SHOULD THE Department of Health, Education and Welfare be ordering state university systems to reach certain racial "goals" by fixed dates - or else? The "or else" in this case is a threatened cut-off of federal funds, and, prodded by a federal court, HEW Secretary Califano recently did issue such an order. He published "guidelines" for achieving the racial desegregation of the university systems of six states: Oklahoma, Arkansas, Florida, Georgia, North Carolina and Virginia. Gov. Mills Godwin was quick to observe that HEW's action would reduce higher education in Virginia to a "federal numbers game," and we must confess that we are troubled by the idea of government's setting these numerical "goals" for college desegregation.

But special circumstances exist in these states. In the past their university systems were all formally and officially segregated by race. In 1969 HEW found them still largely segregated; state officials hadn't taken action to dismantle the old dual system. HEW ordered the states to do this, then largely ignored its own order during the Nixon and Ford years - with the result that the states ignored it, too. In Virginia, for example, two-thirds of the black students enrolled in 14 state colleges attend just two - the two majority black ones. Other states have comparable statistics. These conditions are not just a consequence of individual students' preferences or a reflection of geographic location or academic skill. They are in part a reflection of state officials' decisions concerning such things as the site of new construction and the best place to locate new academic programs. HEW wants such decisions used in the future to desegregate the university systems. So does the federal court that has been watching this matter for several years. In fact HEW, in a sense, was responding to federal-court pressure to act.

The HEW plan calls for a significant increase within five years of the black enrollment at predominantly white institutions and white enrollment at predominantly black ones. It also calls for racial diversity among the faculty, administrators and governing boards of the state systems.

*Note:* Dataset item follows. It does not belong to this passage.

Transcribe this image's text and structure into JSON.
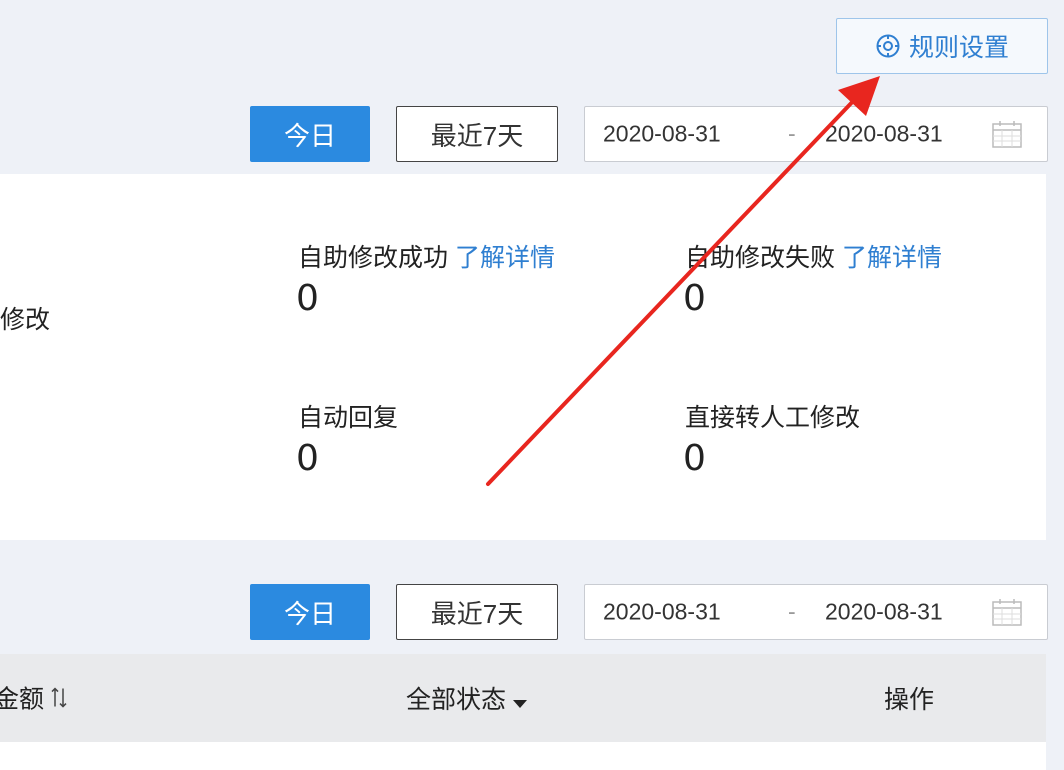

HEW's approach to this problem seems modest and cautious. Raher than impose a specific plan on the states, it has left the details of the desegregation process to state officials and educators. This should produce plans tailored to a specific situation and backed by a broad consensus. Most important, Mr. Califano has promised to be flexible and to consider extenuating circumstances if states fail to achieve a goal. These are good guidelines for the states and HEW to follow.